Install the utilities to configure Target Core:
 
Install the utilities to configure Target Core:

Revision as of 20:36, 15 March 2021

Note: TCM is another name for LinuxIO (LIO), an in-kernel iSCSI target (server). LIO is the standard open source multiprotocol SCSI target for Linux. LIO replaced the STGT (SCSI Target) framework as the standard unified storage target in Linux with Linux kernel version 2.6.38 and later.

Install the utilities to configure Target Core:

 # apk add targetcli
 # rc-update add dbus
 # rc-update add targetcli
 # service dbus start
 # service targetcli start

In contrast with plain text files as usual, all configuration is done in ConfigFS via targetcli shell (you can use tab for command auto-completion and "ls" for inspecting current config):
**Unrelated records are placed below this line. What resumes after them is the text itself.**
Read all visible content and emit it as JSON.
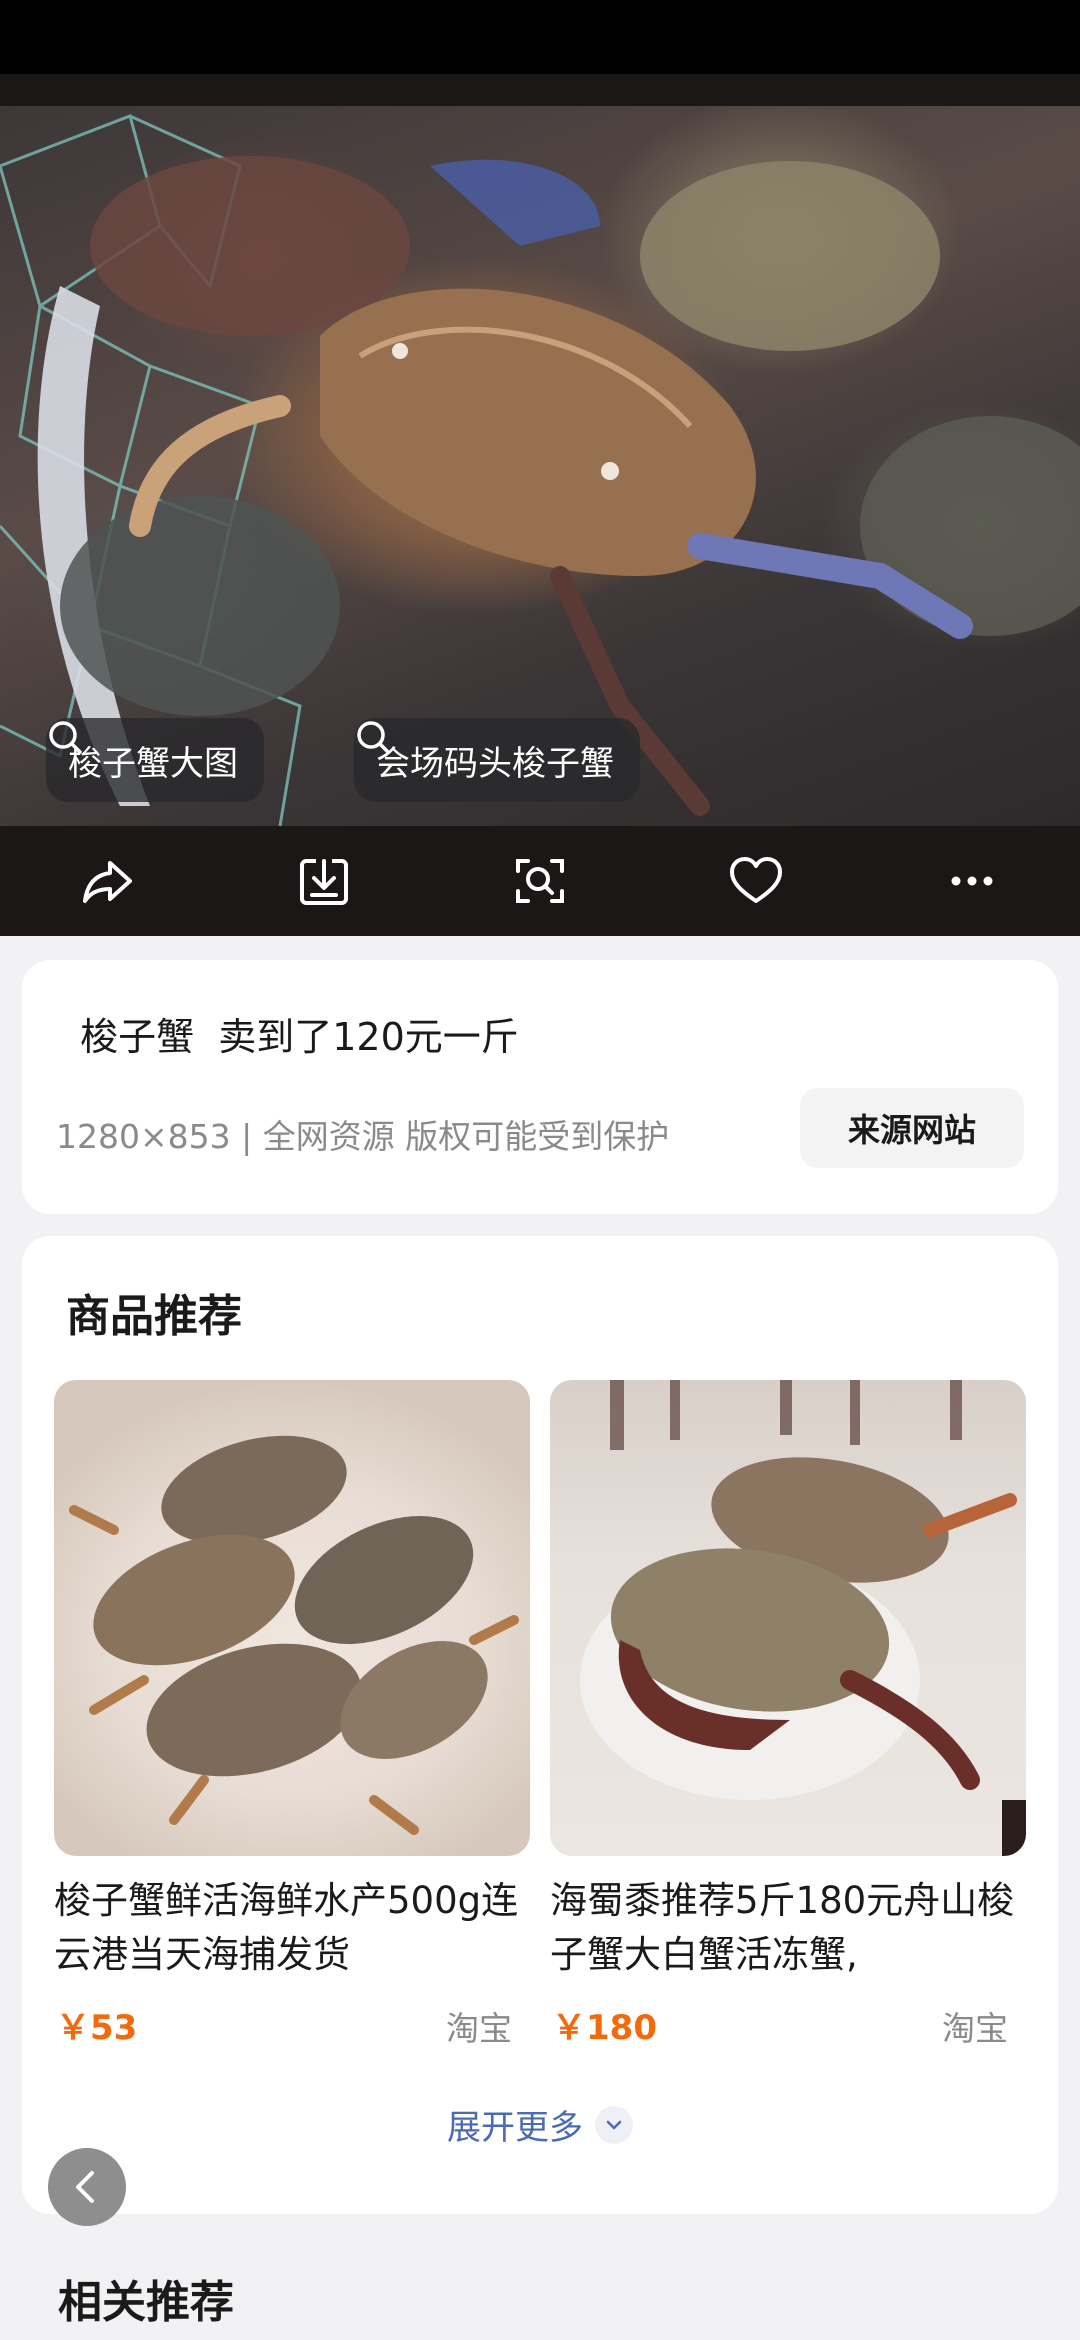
{
  "hero": {
    "search_chips": [
      {
        "label": "梭子蟹大图",
        "icon": "search-icon"
      },
      {
        "label": "会场码头梭子蟹",
        "icon": "search-icon"
      }
    ],
    "actions": [
      {
        "name": "share",
        "icon": "share-icon"
      },
      {
        "name": "download",
        "icon": "download-icon"
      },
      {
        "name": "visual-search",
        "icon": "scan-icon"
      },
      {
        "name": "favorite",
        "icon": "heart-icon"
      },
      {
        "name": "more",
        "icon": "more-icon"
      }
    ]
  },
  "info": {
    "title": " 梭子蟹  卖到了120元一斤",
    "meta": "1280×853 | 全网资源 版权可能受到保护",
    "source_button": "来源网站"
  },
  "products": {
    "section_title": "商品推荐",
    "items": [
      {
        "name": "梭子蟹鲜活海鲜水产500g连云港当天海捕发货",
        "price": "￥53",
        "platform": "淘宝"
      },
      {
        "name": "海蜀黍推荐5斤180元舟山梭子蟹大白蟹活冻蟹,",
        "price": "￥180",
        "platform": "淘宝"
      }
    ],
    "expand_label": "展开更多"
  },
  "related": {
    "title": "相关推荐"
  },
  "colors": {
    "price": "#f26a0c",
    "link": "#4a6bb4",
    "hero_bg": "#1b1716"
  }
}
 # targetcli
 Welcome to the targetcli shell::
 Copyright (c) 2011 by RisingTide Systems LLC.
 For help on commands, type 'help'.
 /> ls
 o- / ..................................................................... [...]
 o- backstores .......................................................... [...]
 | o- fileio ............................................... [0 Storage Object]
 | o- iblock ............................................... [0 Storage Object]
 | o- pscsi ................................................ [0 Storage Object]
 | o- rd_dr ................................................ [0 Storage Object]
 | o- rd_mcp ............................................... [0 Storage Object]
 o- ib_srpt ........................................................ [0 Target]
 o- iscsi .......................................................... [0 Target]
 o- loopback ....................................................... [0 Target]
 o- qla2xxx ........................................................ [0 Target]
 /> 

You can create a file to be exported as a target:
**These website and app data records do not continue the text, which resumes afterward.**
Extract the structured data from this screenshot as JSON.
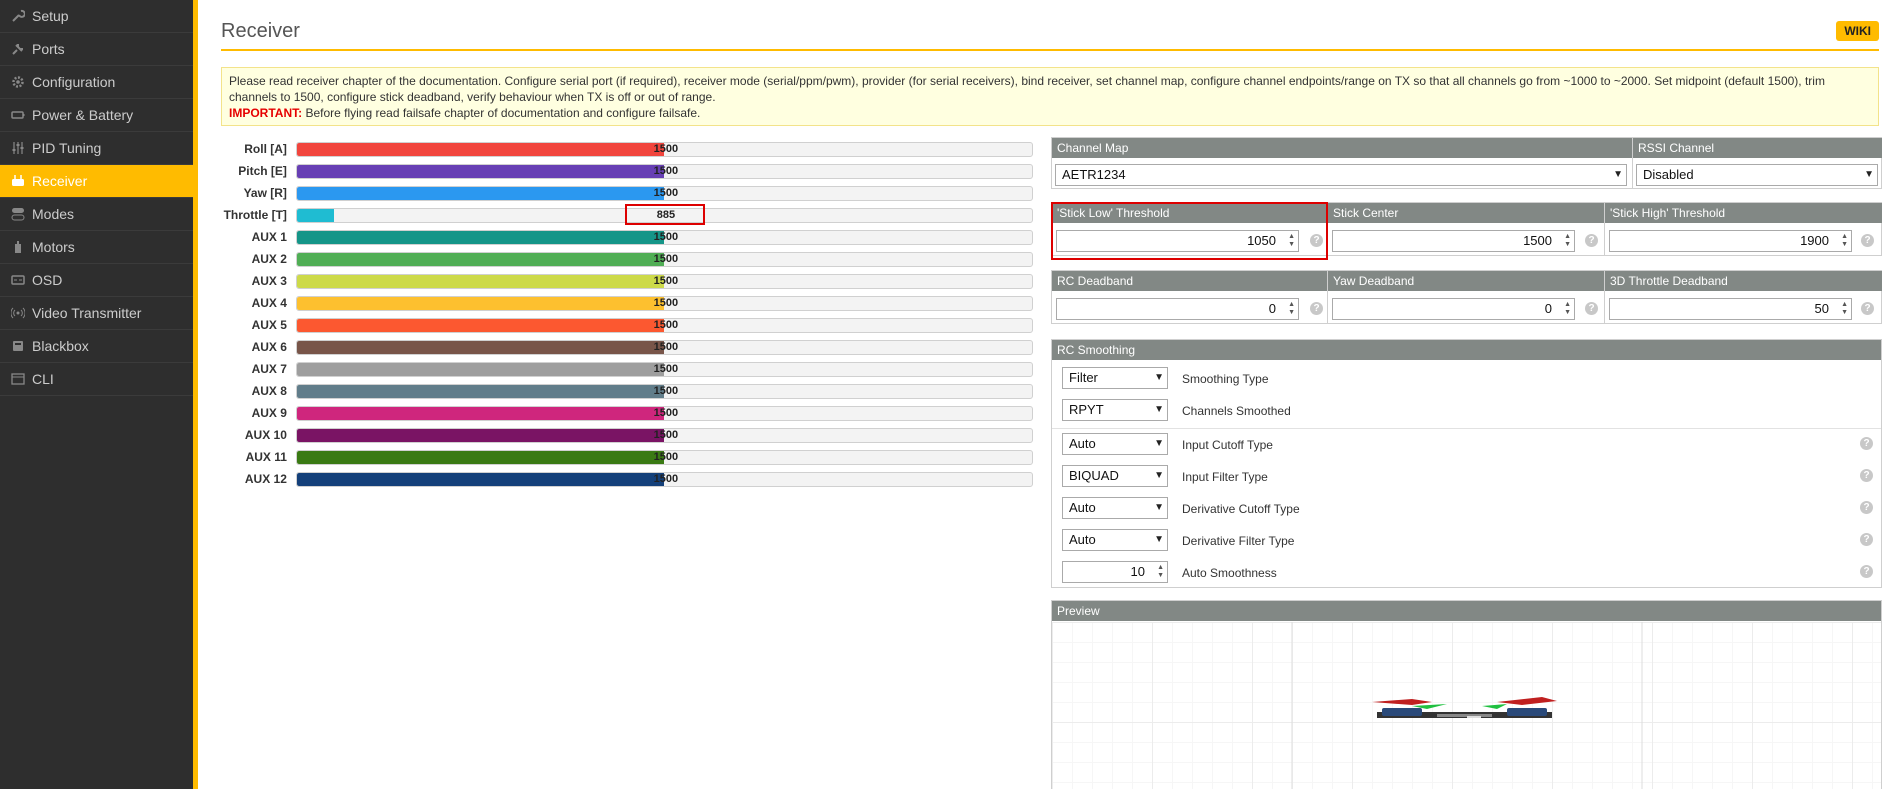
{
  "sidebar": {
    "items": [
      {
        "label": "Setup",
        "icon": "wrench-icon"
      },
      {
        "label": "Ports",
        "icon": "plug-icon"
      },
      {
        "label": "Configuration",
        "icon": "gear-icon"
      },
      {
        "label": "Power & Battery",
        "icon": "battery-icon"
      },
      {
        "label": "PID Tuning",
        "icon": "sliders-icon"
      },
      {
        "label": "Receiver",
        "icon": "receiver-icon",
        "active": true
      },
      {
        "label": "Modes",
        "icon": "toggles-icon"
      },
      {
        "label": "Motors",
        "icon": "motor-icon"
      },
      {
        "label": "OSD",
        "icon": "osd-icon"
      },
      {
        "label": "Video Transmitter",
        "icon": "antenna-icon"
      },
      {
        "label": "Blackbox",
        "icon": "blackbox-icon"
      },
      {
        "label": "CLI",
        "icon": "terminal-icon"
      }
    ]
  },
  "header": {
    "title": "Receiver",
    "wiki_label": "WIKI"
  },
  "note": {
    "text": "Please read receiver chapter of the documentation. Configure serial port (if required), receiver mode (serial/ppm/pwm), provider (for serial receivers), bind receiver, set channel map, configure channel endpoints/range on TX so that all channels go from ~1000 to ~2000. Set midpoint (default 1500), trim channels to 1500, configure stick deadband, verify behaviour when TX is off or out of range.",
    "important_label": "IMPORTANT:",
    "important_text": "Before flying read failsafe chapter of documentation and configure failsafe."
  },
  "channels": [
    {
      "label": "Roll [A]",
      "value": "1500",
      "fill": 0.5,
      "color": "#f1453d"
    },
    {
      "label": "Pitch [E]",
      "value": "1500",
      "fill": 0.5,
      "color": "#673fb4"
    },
    {
      "label": "Yaw [R]",
      "value": "1500",
      "fill": 0.5,
      "color": "#2b98f0"
    },
    {
      "label": "Throttle [T]",
      "value": "885",
      "fill": 0.05,
      "color": "#1fbcd2"
    },
    {
      "label": "AUX 1",
      "value": "1500",
      "fill": 0.5,
      "color": "#159588"
    },
    {
      "label": "AUX 2",
      "value": "1500",
      "fill": 0.5,
      "color": "#50ae55"
    },
    {
      "label": "AUX 3",
      "value": "1500",
      "fill": 0.5,
      "color": "#cdda49"
    },
    {
      "label": "AUX 4",
      "value": "1500",
      "fill": 0.5,
      "color": "#fdc02f"
    },
    {
      "label": "AUX 5",
      "value": "1500",
      "fill": 0.5,
      "color": "#fc5830"
    },
    {
      "label": "AUX 6",
      "value": "1500",
      "fill": 0.5,
      "color": "#785549"
    },
    {
      "label": "AUX 7",
      "value": "1500",
      "fill": 0.5,
      "color": "#9e9e9e"
    },
    {
      "label": "AUX 8",
      "value": "1500",
      "fill": 0.5,
      "color": "#617d8a"
    },
    {
      "label": "AUX 9",
      "value": "1500",
      "fill": 0.5,
      "color": "#cf267d"
    },
    {
      "label": "AUX 10",
      "value": "1500",
      "fill": 0.5,
      "color": "#7a1464"
    },
    {
      "label": "AUX 11",
      "value": "1500",
      "fill": 0.5,
      "color": "#3a7a14"
    },
    {
      "label": "AUX 12",
      "value": "1500",
      "fill": 0.5,
      "color": "#14407a"
    }
  ],
  "channel_map": {
    "label": "Channel Map",
    "value": "AETR1234"
  },
  "rssi": {
    "label": "RSSI Channel",
    "value": "Disabled"
  },
  "stick": {
    "low_label": "'Stick Low' Threshold",
    "low_value": "1050",
    "center_label": "Stick Center",
    "center_value": "1500",
    "high_label": "'Stick High' Threshold",
    "high_value": "1900"
  },
  "deadband": {
    "rc_label": "RC Deadband",
    "rc_value": "0",
    "yaw_label": "Yaw Deadband",
    "yaw_value": "0",
    "throttle3d_label": "3D Throttle Deadband",
    "throttle3d_value": "50"
  },
  "smoothing": {
    "title": "RC Smoothing",
    "rows": [
      {
        "value": "Filter",
        "label": "Smoothing Type"
      },
      {
        "value": "RPYT",
        "label": "Channels Smoothed"
      },
      {
        "value": "Auto",
        "label": "Input Cutoff Type"
      },
      {
        "value": "BIQUAD",
        "label": "Input Filter Type"
      },
      {
        "value": "Auto",
        "label": "Derivative Cutoff Type"
      },
      {
        "value": "Auto",
        "label": "Derivative Filter Type"
      },
      {
        "value": "10",
        "label": "Auto Smoothness"
      }
    ]
  },
  "preview": {
    "title": "Preview"
  },
  "help_glyph": "?"
}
 /> cd backstores/fileio
 /backstores/fileio> create file_backstore file1 1M
 Generating a wwn serial.
 Not using buffered mode.
 Created fileio file_backstore.
 /backstores/fileio>

Or you can use a block device:

 /> cd backstores/blockio
 /backstores/blockio> create block0 /dev/sda1

You can use any block device, including RAID and LVM2. Now create an iSCSI Target and a Target Portal Group (tpg) (the iqn is automatically created. You can also specify one by hand):

 /> cd /iscsi
 /iscsi> create
 Created target iqn.2003-01.org.linux-iscsi.rtsnode1.x8664:sn.83a8cde7aca8.
 Selected TPG Tag 1.
 Successfully created TPG 1.

Now you have to tell Target Core to use the previously create backstore for the target now created:

 /iscsi> cd iqn.2003-01.org.linux-iscsi.rtsnode1.x8664:sn.83a8cde7aca8/tpg1/luns
 ../tpg1/luns> create lun=0 storage_object=/backstores/blockio/block0
 Successfully created LUN 0.

Now create the iSCSI portal:

 ../tpg1/luns> cd ../portals
 ../tpg1/portals> create ip_address=192.168.1.10
 Using default IP port 3260
 Successfully created network portal 192.168.1.10:3260.

By default authentication is enabled. To disable it:

 ../tpg1> set attribute authentication=0
 Parameter authentication is now '0'.
 ../tpg1> set attribute generate_node_acls=1
 Parameter generate_node_acls is now '1'.

Finally save the configuration:

 /> saveconfig
 Existing file /etc/target/saveconfig.json backed up to saveconfig.json.backup
 Configuration saved to /etc/target/saveconfig.json

For real use, you should always track changes to the saveconfig file and make sure (there's a flag for it) to not save config if you are in an error situation. By default, targetcli creates a config backup if you exit, meaning you might lose the working config at the time. So better to be prepared. Errors don't simply appear, but i.e. if you're missing a HBA on boot, these settings will not be loaded and thus not be in the configuration upon save.